At the moment, this obsessive-compulsive completist is still playing, mostly because I want to get all the available floors. Which, at my current rate of progress, will take perhaps two more months, assuming that NimbleBit don’t release yet another update adding a batch of new floors. Is it really a game? I’m not sure, but I’ve had fun with it. I’m just not sure that I’m still having fun with it.

March Book Reviews

A decent month of reading in March, mostly populated by fantasy, with a bit of Western in there too. Also the month in which I picked up an iPhone app that allowed me to catalogue my library. Not really a good thing to do to someone who has problems keeping his obsessive-compulsive tendencies at bay at the best of times…
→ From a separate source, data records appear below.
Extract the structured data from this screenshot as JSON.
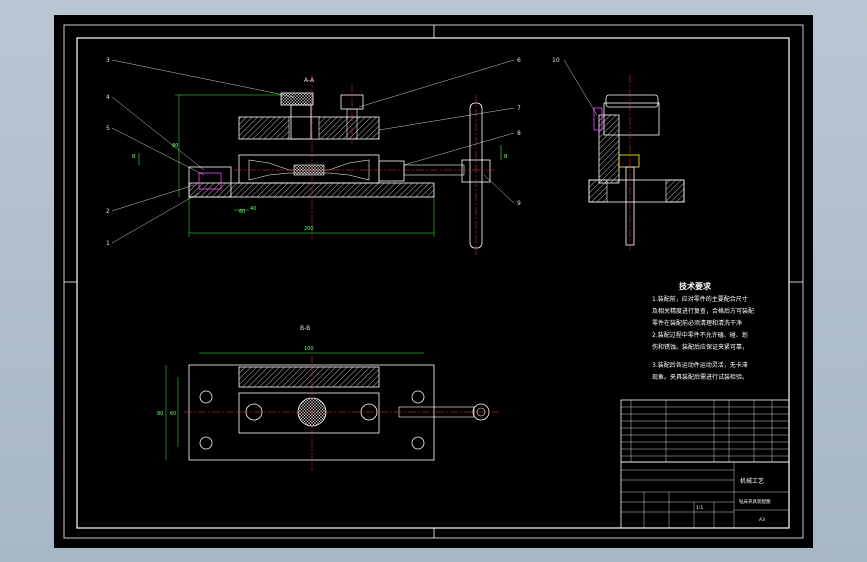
{
  "sections": {
    "section_aa": "A-A",
    "section_bb": "B-B",
    "arrow_b_left": "B",
    "arrow_b_right": "B"
  },
  "dimensions": {
    "width_main": "200",
    "width_top": "100",
    "height_left": "80",
    "height_left2": "60",
    "height_front": "80",
    "small_dim": "60",
    "small_dim2": "40"
  },
  "part_numbers": {
    "p1": "1",
    "p2": "2",
    "p3": "3",
    "p4": "4",
    "p5": "5",
    "p6": "6",
    "p7": "7",
    "p8": "8",
    "p9": "9",
    "p10": "10",
    "p11": "1"
  },
  "tech_requirements": {
    "title": "技术要求",
    "lines": [
      "1.装配前，应对零件的主要配合尺寸",
      "及相关精度进行复查，合格后方可装配",
      "零件在装配前必须清理和清洗干净",
      "2.装配过程中零件不允许磕、碰、划",
      "伤和锈蚀。装配后应保证夹紧可靠，",
      "3.装配后各运动件运动灵活，无卡滞",
      "现象。夹具装配后需进行试装检验。"
    ]
  },
  "title_block": {
    "title": "机械工艺",
    "subtitle": "钻床夹具装配图",
    "scale": "1:1",
    "sheet": "A3"
  },
  "colors": {
    "background_app": "#b0bfce",
    "canvas": "#000000",
    "border": "#ffffff",
    "dimension": "#33ff33",
    "leader": "#ffffff",
    "centerline": "#ff3333",
    "hatch": "#ffffff",
    "magenta": "#ff44ff",
    "yellow": "#ffff33"
  }
}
Tongues of Serpents, Naomi Novik: Being an even-numbered offering in Novik’s “Temeraire” series, it shouldn’t be too surprising that this book mostly concerns itself with new lands and interesting cultures, nor that it isn’t quite as gripping as the action-oriented, odd-numbered books. Stuck in Australia, far from the Napoleonic wars, Captain Will Laurence and his dragon Temeraire indulge in some personal conflicts and a long chase across the outback, ending in a brief fracas that does more to set up plot points for later stories than provide a satisfying ending in and of itself. Still eminently readable and interesting as an alternate fantasy-history, this series is in danger of becoming just a little too predictable.
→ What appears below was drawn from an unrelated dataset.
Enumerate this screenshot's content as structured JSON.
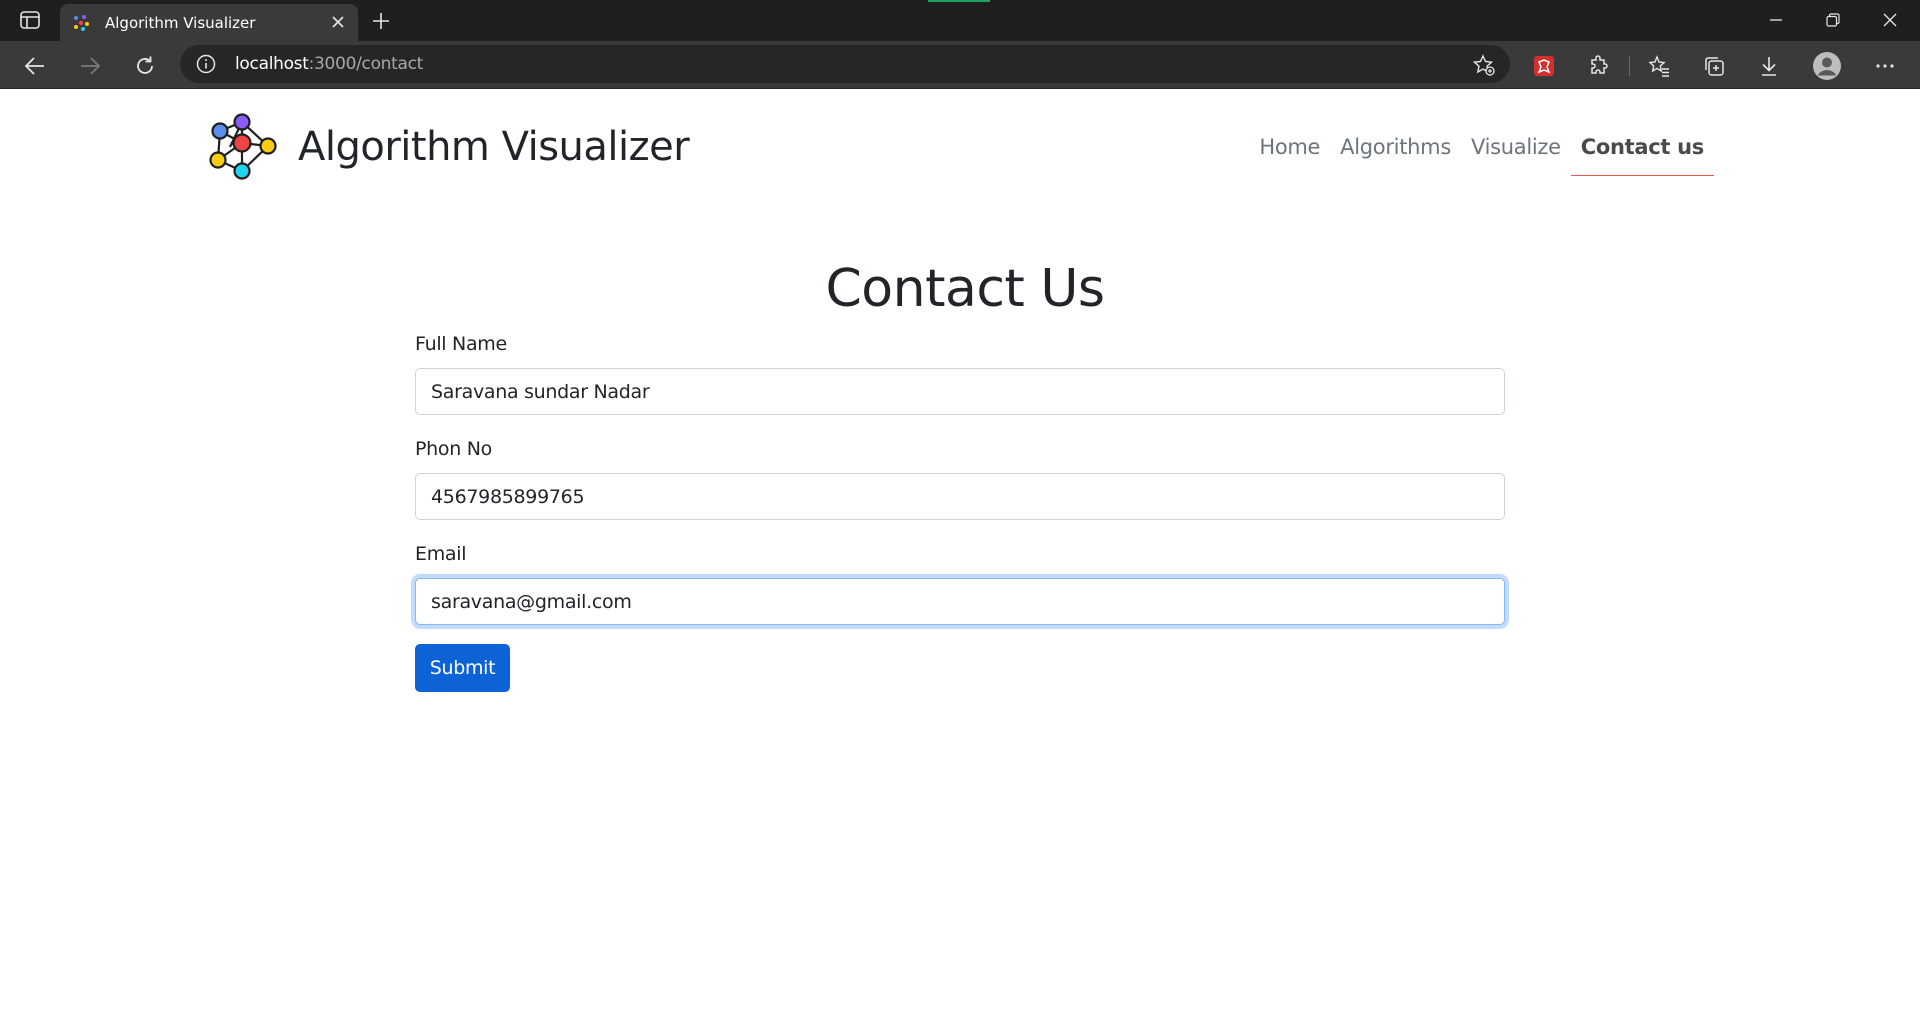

The Blade Itself, Joe Abercrombie: Populated with broken, angry, epically flawed characters, the first book in Abercrombie’s “First Law” trilogy is gritty stuff, with hints of high fantasy and ancient powers interspersed with brutal violence and Machiavellian politics. Although very much the first third of a larger story, there’s enough here for the reader to get their teeth into, even if most of it does come by the way of characters who refuse to be as predictable as they might be in another author’s hands. Whether the rest of the trilogy lives up to this impressive start remains to be seen, but Abercrombie has done all that he needed to encourage readers to pick up book two.
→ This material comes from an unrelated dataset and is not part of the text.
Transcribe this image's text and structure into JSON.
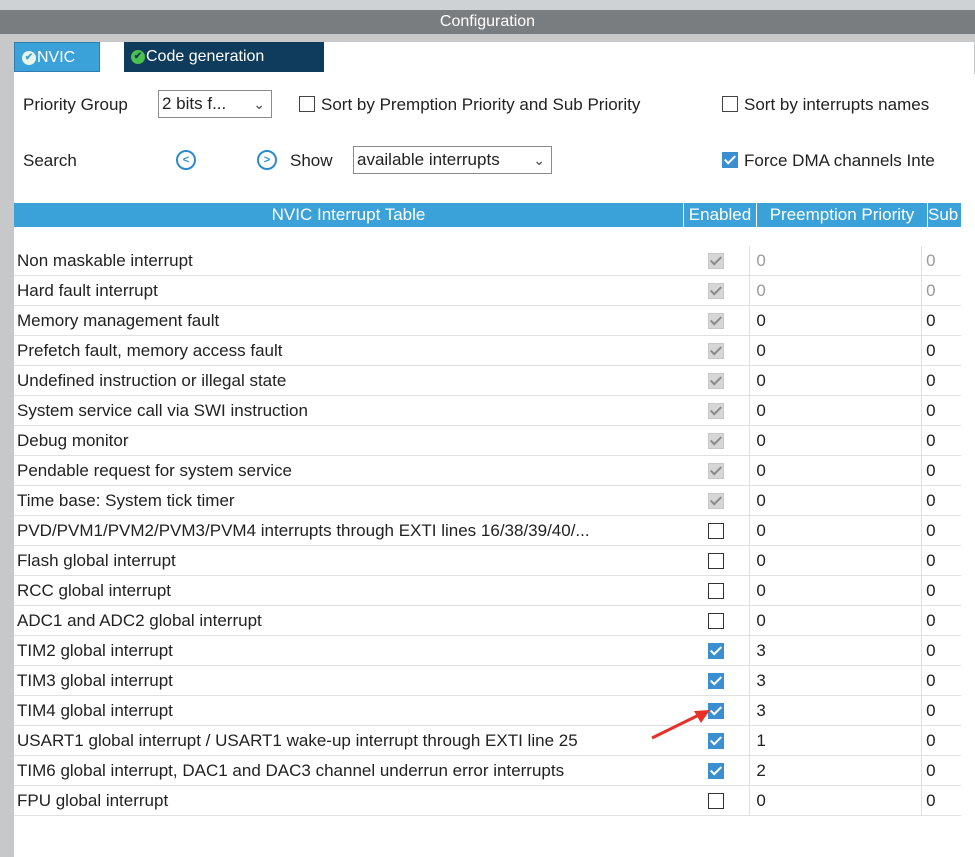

The Sisters Brothers, Patrick DeWitt: A laconic, darkly humorous tale of the dysfunctional relationship between two hired-killer brothers in the Wild West, this is as much as anything a homage to classic Western tales. Narrated by the philosophical, fatalistic Eli Sisters, it’s packed full of incident and strangeness yet always remains within orbiting distance of reality, or at least as close as Gold Rush-era California ever got to reality. Very deserving of its critical acclaim, it retains an oddly gentle and thoughtful tone throughout, even in the face of the high level of violence and death that accompanies its protagonists.

The Broken Sword, Poul Anderson: Some classic fantasy, born from a melding of Norse and Celtic myth and folklore, telling the tale of a doomed hero, his changeling replacement and the woman caught between them. Anderson wastes no words as he sets up a layered world of gods and faerie creatures, all operating parallel to the course of history, and the passions that drive his characters and full-blooded, whether they are dark or heroic. As with any good mythic tale, there’s an undercurrent of tragedy that emerges to dominate as the tale comes to its end, with a sense of a world coming to an end as myths and legends die, but this is a rich enough offering to stand with the best of the myths that have been hallowed by the centuries.

Before They Are Hanged, Joe Abercrombie: As his “First Law” series continues, Abercrombie takes the characters he’d introduced in the first book and throws them into the deep end, whether it’s war, a siege or a journey to the end of the world. Those characters and their multifarious flaws are what gives this series its punch, though as the author opens up the myth-making behind his world, he increases the sense of real consequence to the wars and struggles he presents. If there’s a complaint to be made, it’s that after two books, the story doesn’t feel like it’s two-thirds over: there’s a lot of wrapping up to be done in the pages to come.